There are also similarities between savers and spenders – a major one being that spenders and savers alike have regrets and fears over missed purchases and opportunities.
Professor Ewan Gillon, the clinical director of First Psychology Scotland recently stated that “our attitude to our money is influenced by psychology… some people don’t spend because of fear – they are anxious people and deny themselves things that could be helpful to them. Others take it to the other extreme, spend more than they earn and get themselves into debt – encouraged by our current culture and the easy availability of credit.”
It is easy to make a spreadsheet on Excel or similar, and track personal finances that way. However, there are many interactive or online tools – for example, free apps such as OnTrees or MoneyDashboard– could help you to see where the money is going. These and other tools can be configured to be linked to bank accounts and credit cards. They automatically categorising spending on the accounts, giving an insight into his much and how often money is spent on social activities, bills, food, clothes and anything in between.
This information can be very helpful, according to Moneydashboard CEO Steve Tigar; “if you monitor your spending over a period of a few months and continue to revise your budget based on the results, you will have a much better idea of how you use your money…. You might want to cut down on the amount of takeaways you buy, but not really know what a realistic goal would be. Start tracking this and you might be amazed at just how much extra money you have left over to add to your savings at the end of the month.”

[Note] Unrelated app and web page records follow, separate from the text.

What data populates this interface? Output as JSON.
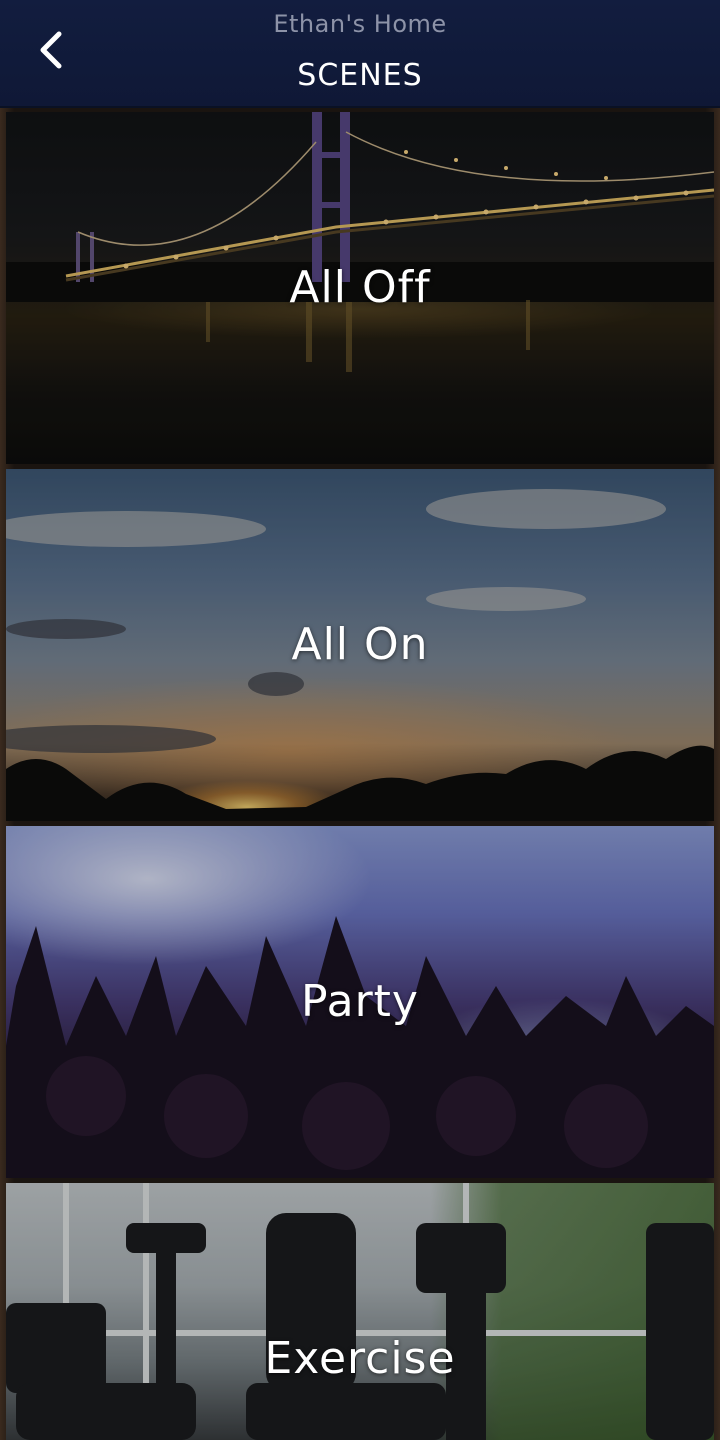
{
  "header": {
    "home_name": "Ethan's Home",
    "title": "SCENES",
    "back_icon": "chevron-left-icon"
  },
  "scenes": [
    {
      "label": "All Off"
    },
    {
      "label": "All On"
    },
    {
      "label": "Party"
    },
    {
      "label": "Exercise"
    }
  ],
  "colors": {
    "header_bg": "#121d3f",
    "title_text": "#ffffff",
    "subtitle_text": "#8d93a8"
  }
}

Setting aside such information, many these days often struggle. Even those with decent salaries can regularly struggle with monthly outgoings. Those can learn budgeting tips and prioritising spending from those who are able to balance their household finances. For those regularly in debt, is imporfant to know that help is available, and that they can feel supported at such times.
There are also those who struggle to spend what money they have, even when spending would improve their lifestyle. Many of those may be suffering from anxiety about the future – or have experienced debt and financial pressure previously. A survey carried out for the BBC by behavioural finance experts discovered that men were much more likely than women to see money as a form of security. A tenancy to hoard, or avoid spending, can often arise. That aside, over a third of people surveyed said that they felt guilty about spending on themselves. Monitoring personal finances, and setting aside some money for little lxuries may help those to spend guilt-free. Those that are hoarding money due to worries about unexpected life events (such as illness) should perhaps consider a form of life insurance to take away the anxiety.
As a final word, Professor Gillon has advice for both savers and spenders. For spenders, he advises to wait a day before making a significant purchase: “after 24 hours your emotions will have changed. If you still want to make the purchase it will be a logical one, not an emotional one.” For savers, and those with anxiety over their finances, Prof Gillon suggests finding someonewhose financial strategy and sense can be related to, admired – and copied. “You’re unlikely to relate to someone at the other end of the ‘saver or spender’ spectrum, so just pick someone whose balance seems better than yours.”